A Wisconsin federal court’s recent decision against Bud Light manufacturer Anheuser for its corn syrup-focused ad campaign targeting MillerCoors serves as an important reminder that even truthful statements may cross the line into misleading territory — and adds to the developing body of law surrounding comparative advertising claims about food ingredients, say attorneys at Finnegan.
Though multiple worker classification questions still swirl around the California Supreme Court's Dynamex decision, many have wondered what it means for white collar independent contractors. The law is still murky on this point, but there are several steps that might help hiring companies rebut a misclassification claim, say Raymond Bertrand and James de Haan at Paul Hastings.
A primary benefit of the virtual law team in mass tort litigation is creative collaboration. A "company case" approach is essential to breaking down the silos between team members, say attorneys at FaegreBD and Reed Smith.
Three years after the U.S. Supreme Court's landmark consumer privacy decision in Spokeo v. Robins, Mary-Christine Sungaila and Marco Pulido at Haynes and Boone examine how courts have applied the opinion, the role of congressional findings in Article III standing cases, and a developing litigation trend.

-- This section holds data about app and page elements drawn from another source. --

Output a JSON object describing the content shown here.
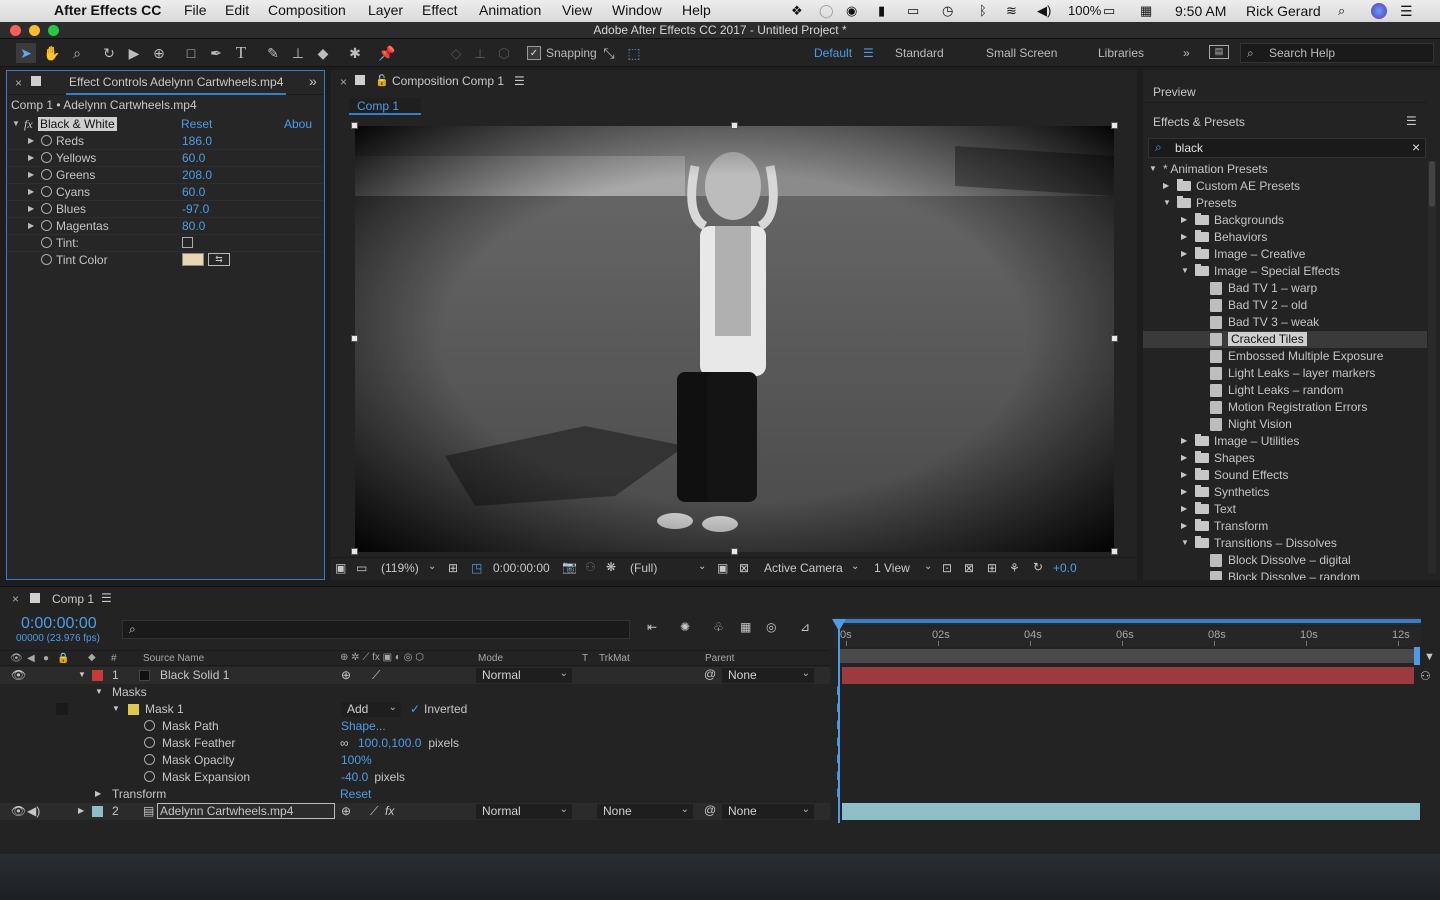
{
  "menubar": {
    "app_name": "After Effects CC",
    "menus": [
      "File",
      "Edit",
      "Composition",
      "Layer",
      "Effect",
      "Animation",
      "View",
      "Window",
      "Help"
    ],
    "battery": "100%",
    "time": "9:50 AM",
    "user": "Rick Gerard"
  },
  "window": {
    "title": "Adobe After Effects CC 2017 - Untitled Project *"
  },
  "toolbar": {
    "snapping_label": "Snapping",
    "workspaces": [
      "Default",
      "Standard",
      "Small Screen",
      "Libraries"
    ],
    "active_workspace": "Default",
    "search_placeholder": "Search Help"
  },
  "effect_controls": {
    "tab_prefix": "Effect Controls",
    "tab_file": "Adelynn Cartwheels.mp4",
    "breadcrumb": "Comp 1 • Adelynn Cartwheels.mp4",
    "effect_name": "Black & White",
    "reset_label": "Reset",
    "about_label": "Abou",
    "fx_label": "fx",
    "props": [
      {
        "label": "Reds",
        "value": "186.0"
      },
      {
        "label": "Yellows",
        "value": "60.0"
      },
      {
        "label": "Greens",
        "value": "208.0"
      },
      {
        "label": "Cyans",
        "value": "60.0"
      },
      {
        "label": "Blues",
        "value": "-97.0"
      },
      {
        "label": "Magentas",
        "value": "80.0"
      },
      {
        "label": "Tint:",
        "value": ""
      },
      {
        "label": "Tint Color",
        "value": ""
      }
    ],
    "tint_color": "#e9d6ae"
  },
  "composition": {
    "tab_prefix": "Composition",
    "tab_name": "Comp 1",
    "flowchart_tab": "Comp 1",
    "zoom": "(119%)",
    "timecode": "0:00:00:00",
    "resolution": "(Full)",
    "camera": "Active Camera",
    "views": "1 View",
    "exposure": "+0.0"
  },
  "right_panel": {
    "preview_title": "Preview",
    "effects_title": "Effects & Presets",
    "search_value": "black",
    "tree": [
      {
        "label": "* Animation Presets",
        "level": 0,
        "kind": "root",
        "open": true
      },
      {
        "label": "Custom AE Presets",
        "level": 1,
        "kind": "folder",
        "open": false
      },
      {
        "label": "Presets",
        "level": 1,
        "kind": "folder",
        "open": true
      },
      {
        "label": "Backgrounds",
        "level": 2,
        "kind": "folder",
        "open": false
      },
      {
        "label": "Behaviors",
        "level": 2,
        "kind": "folder",
        "open": false
      },
      {
        "label": "Image – Creative",
        "level": 2,
        "kind": "folder",
        "open": false
      },
      {
        "label": "Image – Special Effects",
        "level": 2,
        "kind": "folder",
        "open": true
      },
      {
        "label": "Bad TV 1 – warp",
        "level": 3,
        "kind": "preset"
      },
      {
        "label": "Bad TV 2 – old",
        "level": 3,
        "kind": "preset"
      },
      {
        "label": "Bad TV 3 – weak",
        "level": 3,
        "kind": "preset"
      },
      {
        "label": "Cracked Tiles",
        "level": 3,
        "kind": "preset",
        "selected": true
      },
      {
        "label": "Embossed Multiple Exposure",
        "level": 3,
        "kind": "preset"
      },
      {
        "label": "Light Leaks – layer markers",
        "level": 3,
        "kind": "preset"
      },
      {
        "label": "Light Leaks – random",
        "level": 3,
        "kind": "preset"
      },
      {
        "label": "Motion Registration Errors",
        "level": 3,
        "kind": "preset"
      },
      {
        "label": "Night Vision",
        "level": 3,
        "kind": "preset"
      },
      {
        "label": "Image – Utilities",
        "level": 2,
        "kind": "folder",
        "open": false
      },
      {
        "label": "Shapes",
        "level": 2,
        "kind": "folder",
        "open": false
      },
      {
        "label": "Sound Effects",
        "level": 2,
        "kind": "folder",
        "open": false
      },
      {
        "label": "Synthetics",
        "level": 2,
        "kind": "folder",
        "open": false
      },
      {
        "label": "Text",
        "level": 2,
        "kind": "folder",
        "open": false
      },
      {
        "label": "Transform",
        "level": 2,
        "kind": "folder",
        "open": false
      },
      {
        "label": "Transitions – Dissolves",
        "level": 2,
        "kind": "folder",
        "open": true
      },
      {
        "label": "Block Dissolve – digital",
        "level": 3,
        "kind": "preset"
      },
      {
        "label": "Block Dissolve – random",
        "level": 3,
        "kind": "preset"
      }
    ]
  },
  "timeline": {
    "tab_name": "Comp 1",
    "timecode": "0:00:00:00",
    "frame_info": "00000 (23.976 fps)",
    "headers": {
      "hash": "#",
      "source": "Source Name",
      "mode": "Mode",
      "t": "T",
      "trkmat": "TrkMat",
      "parent": "Parent"
    },
    "layer1": {
      "index": "1",
      "name": "Black Solid 1",
      "mode": "Normal",
      "parent": "None",
      "color": "#c8393a"
    },
    "masks_label": "Masks",
    "mask1": {
      "name": "Mask 1",
      "mode": "Add",
      "inverted_label": "Inverted",
      "color": "#e0c84a"
    },
    "mask_props": [
      {
        "label": "Mask Path",
        "value": "Shape...",
        "unit": ""
      },
      {
        "label": "Mask Feather",
        "value": "100.0,100.0",
        "unit": " pixels"
      },
      {
        "label": "Mask Opacity",
        "value": "100%",
        "unit": ""
      },
      {
        "label": "Mask Expansion",
        "value": "-40.0",
        "unit": " pixels"
      }
    ],
    "transform_label": "Transform",
    "transform_reset": "Reset",
    "layer2": {
      "index": "2",
      "name": "Adelynn Cartwheels.mp4",
      "mode": "Normal",
      "trkmat": "None",
      "parent": "None",
      "color": "#8fbfc6"
    },
    "ruler": [
      "0s",
      "02s",
      "04s",
      "06s",
      "08s",
      "10s",
      "12s"
    ]
  }
}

The recent Maine Supreme Court decision Ross v. Acadian Seaplants serves as an example of looking to property law and land stewardship to counteract the "tragedy of the commons" that can arise when environmental resources — in this case, a type of seaweed — are publicly owned but not adequately regulated, says Gordon Smith of Verrill Dana.
This week, the U.S. Supreme Court held in Return Mail v. U.S. Postal Service that the federal government is not capable of petitioning for post-issuance review of a patent under the America Invents Act, but the practical reach of the ruling may be limited, say Scott Felder and Alexander Owczarczak of Wiley Rein.
When I was growing up, my mother was always the more mild-mannered parent. But during a trans-Atlantic phone call in 1991, when I told her I wanted to go to culinary school instead of law school, she started yelling — at a volume I had never heard from her, says Jason Brookner of Gray Reed.
Last week, in Taggart v. Lorenzen, the U.S. Supreme Court adopted a new, objective standard for when creditors attempting to collect a debt in violation of a discharge injunction may be sanctioned. However, the new standard likely will not have a large impact until a consensus emerges as to its application, says Tamar Dolcourt of Foley & Lardner.
There are a few practical, proactive steps law firms can take to create a mentoring program that pays dividends — instead of creating a mediocre program that both parties see as an obligation, says Kate Sheikh of Major Lindsey & Africa.
The Bankruptcy Code allows a discharge of student debt for "undue hardship," but fails to define the term or give further guidance. In that silence, bankruptcy courts are now speaking, with a majority of circuit courts adopting a three-factor test, cited in practically every reported decision on the topic, says Steven Werth of SulmeyerKupetz.
The U.S. Supreme Court's Title VII charge-filing decision in Fort Bend County v. Davis places the burden on employers to keep a watchful eye on complaints and promptly raise defenses that may rid them of an employment discrimination claim on procedural grounds, says Arlene Switzer Steinfield of Dykema.